That’s kind of a lofty word, isn’t it? Ontology is basically just the study/philosophy of origins and existence. It begs the questions “why is there something rather than nothing?” and “what does it mean to bring something into existence?” I think about these things a lot. Ontology is such a big part of being an artist. As one who creates, the artist is constantly bringing new objects, images, and ideas into existence. I like to think about this in terms of the overlapping of creature as creator and the creator as a god. Much of the content of my work is also concerned with origins, both physically and metaphysically. I’ve been thinking a lot lately about holes and the concept of the “omphalos” (greek for navel). Physically, there’s the belly button, this curious depression which marks our physical link to the past as well as our individual existence apart from it. Then there’s also this broader notion of the “navel of the world” or “axis mundi” which refers to various symbolic “centers” believed to join heaven and earth. Ultimately I’m interested in looking at the body as a microcosm for this wider scope of thinking – the body as a temple, so you could say.

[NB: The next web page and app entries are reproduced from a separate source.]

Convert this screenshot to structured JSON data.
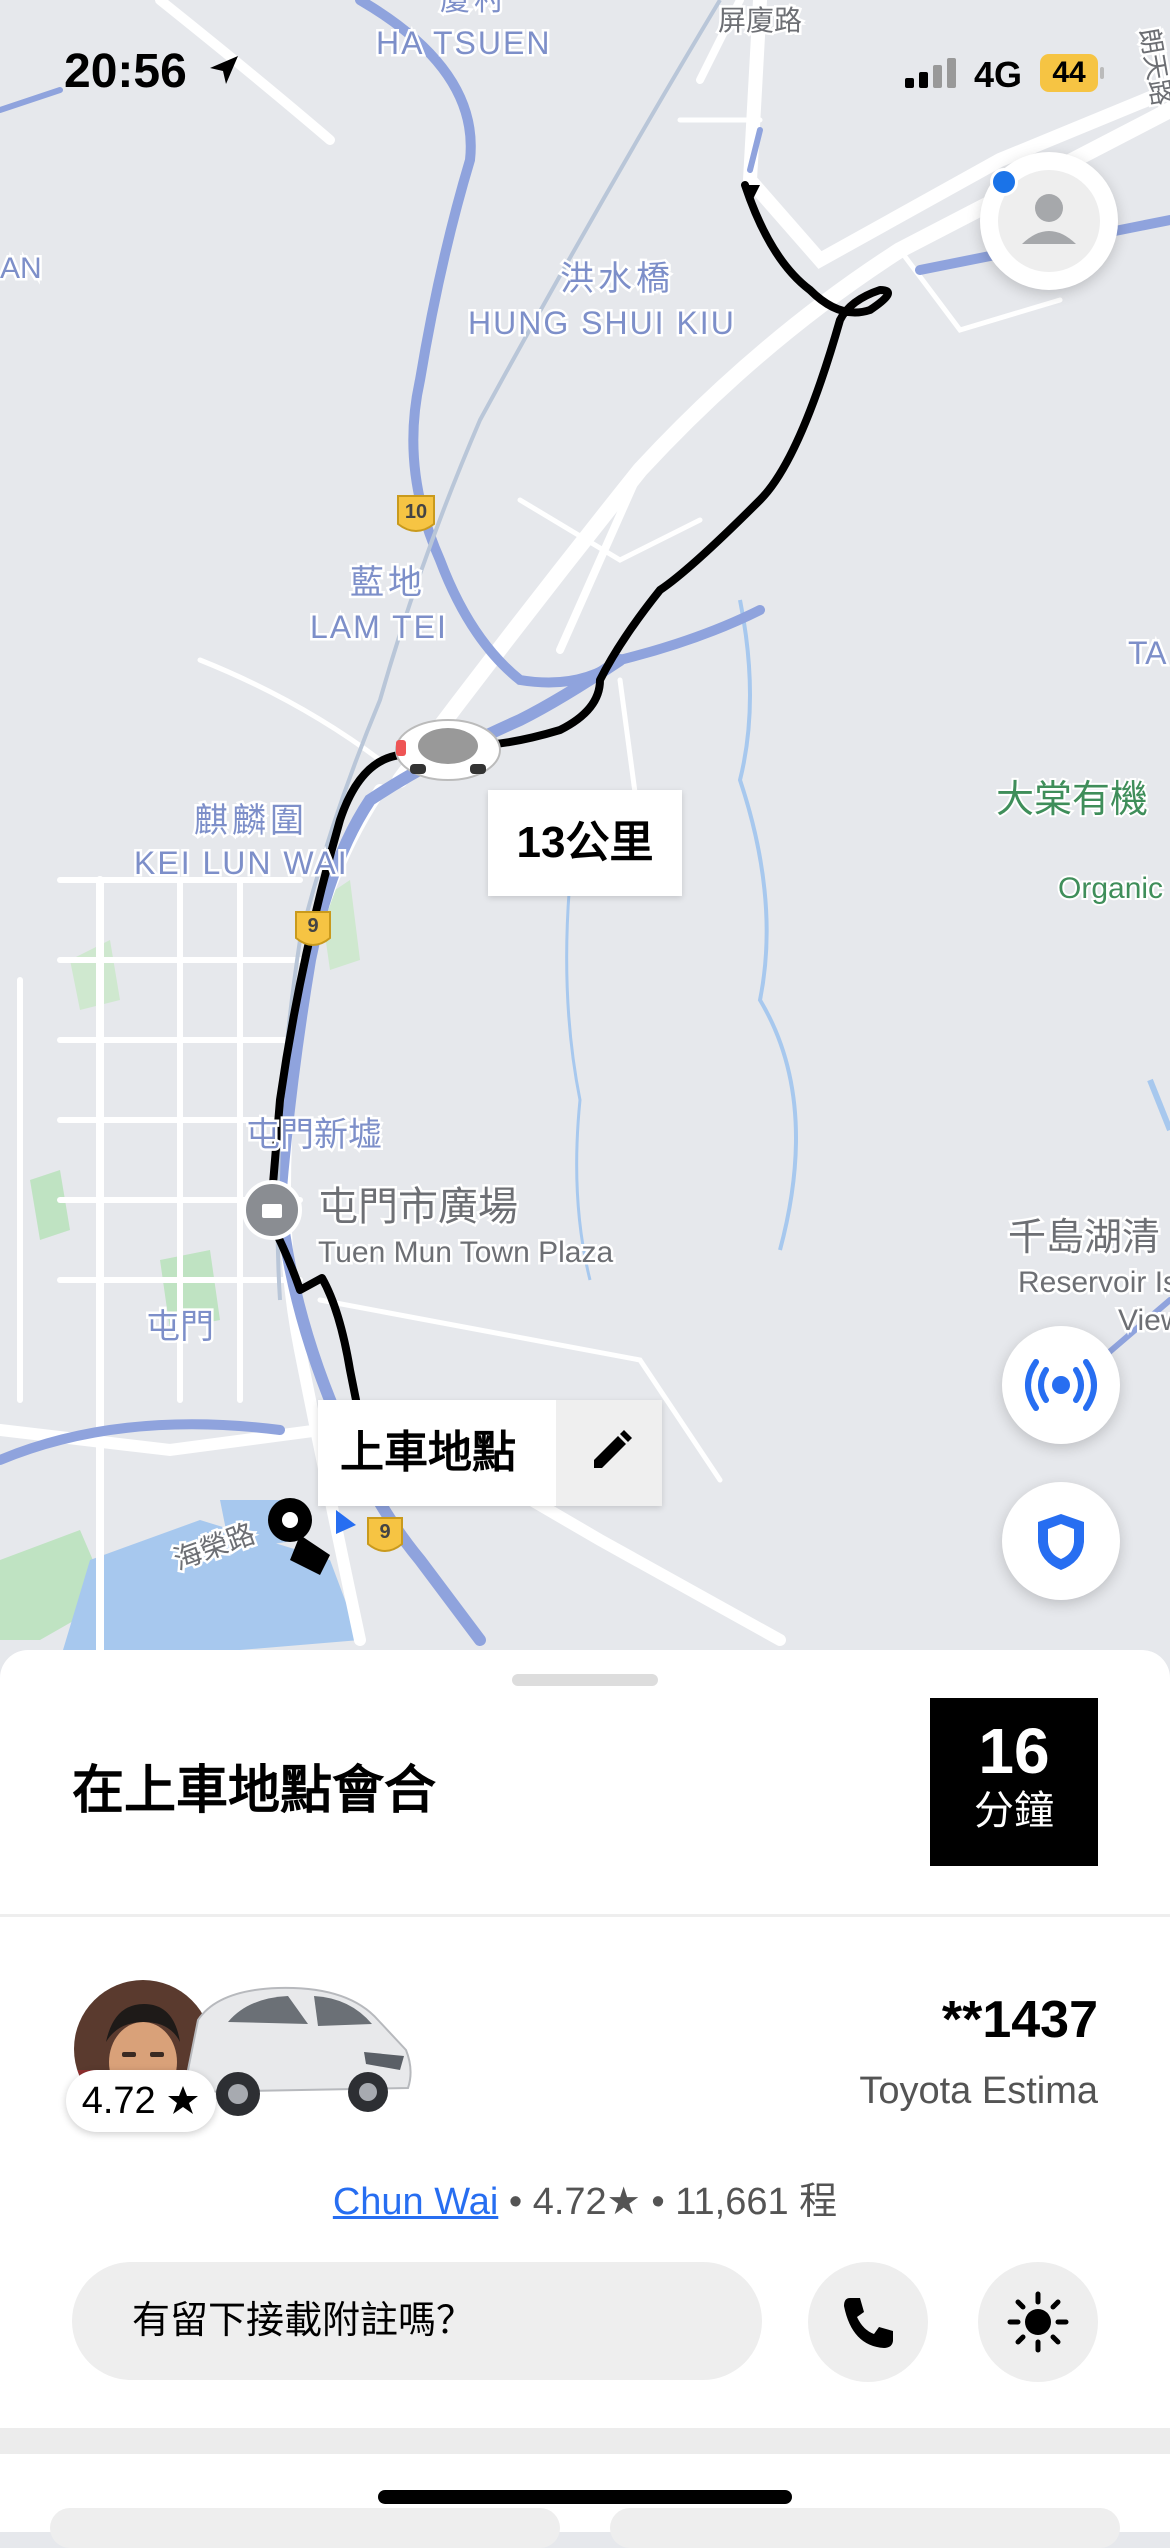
{
  "status_bar": {
    "time": "20:56",
    "network": "4G",
    "battery": "44"
  },
  "map": {
    "labels": {
      "ha_tsuen": "HA TSUEN",
      "ha_tsuen_zh": "廈村",
      "ping_ha_road": "屏廈路",
      "long_tin_road": "朗天路",
      "an_partial": "AN",
      "hung_shui_kiu_zh": "洪水橋",
      "hung_shui_kiu": "HUNG SHUI KIU",
      "lam_tei_zh": "藍地",
      "lam_tei": "LAM TEI",
      "ta_partial": "TA",
      "kei_lun_wai_zh": "麒麟圍",
      "kei_lun_wai": "KEI LUN WAI",
      "organic_zh": "大棠有機",
      "organic": "Organic",
      "tuen_mun_new_town": "屯門新墟",
      "town_plaza_zh": "屯門市廣場",
      "town_plaza": "Tuen Mun Town Plaza",
      "tuen_mun": "屯門",
      "reservoir_zh": "千島湖清",
      "reservoir": "Reservoir Is",
      "view_partial": "View",
      "hoi_wing_road": "海榮路",
      "route_10": "10",
      "route_9a": "9",
      "route_9b": "9"
    },
    "distance_label": "13公里",
    "pickup_label": "上車地點"
  },
  "sheet": {
    "meet_text": "在上車地點會合",
    "eta_value": "16",
    "eta_unit": "分鐘",
    "driver_rating_badge": "4.72",
    "plate": "**1437",
    "car_model": "Toyota Estima",
    "driver_name": "Chun Wai",
    "driver_rating": "4.72★",
    "driver_trips": "11,661 程",
    "note_placeholder": "有留下接載附註嗎？"
  },
  "icons": {
    "location_arrow": "location-arrow-icon",
    "profile": "person-icon",
    "edit": "pencil-icon",
    "broadcast": "broadcast-icon",
    "safety": "shield-icon",
    "phone": "phone-icon",
    "light": "sun-icon",
    "star": "star-icon"
  },
  "colors": {
    "route": "#000000",
    "accent_blue": "#276ef1",
    "battery": "#f6c443",
    "map_road_major": "#8fa3dd"
  }
}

6. Where do you collect your materials?
You’d be surprised what all you can find on Amazon. I get my animal innards from a company called “The Sausage Maker, Inc.” – the intestines are packaged and sold primarily as natural sausage casings. I spend a good amount of time in thrift stores digging around for wigs and I get hair extensions and eyelashes from various beauty supply stores. My mom saves up her fashion magazines and mails them to me every few months, so I’ve always got plenty collage material. And my husband (who is also an artist) currently works in retail so he’s my go-to guy for cardboard boxes whenever I need them.
7. What do you do to stay inspired?
I read a lot. I’m kind of embarrassed to admit that right now I have 50 books on loan from the library. Lately I’ve been really into metaphysics and existential theology. I stumbled upon a book called The Meaning of the Creative Act by Nicholas Berdyaev in a used bookstore a year or so ago and it has radically affected how I think about my work (and my vocation) as an artist. I try to stay open to providential occurrences such as that. I also try to look for parallels – because they are everywhere. Kids really inspire me too - I can’t get enough of their candid curiosity (and their cuteness)!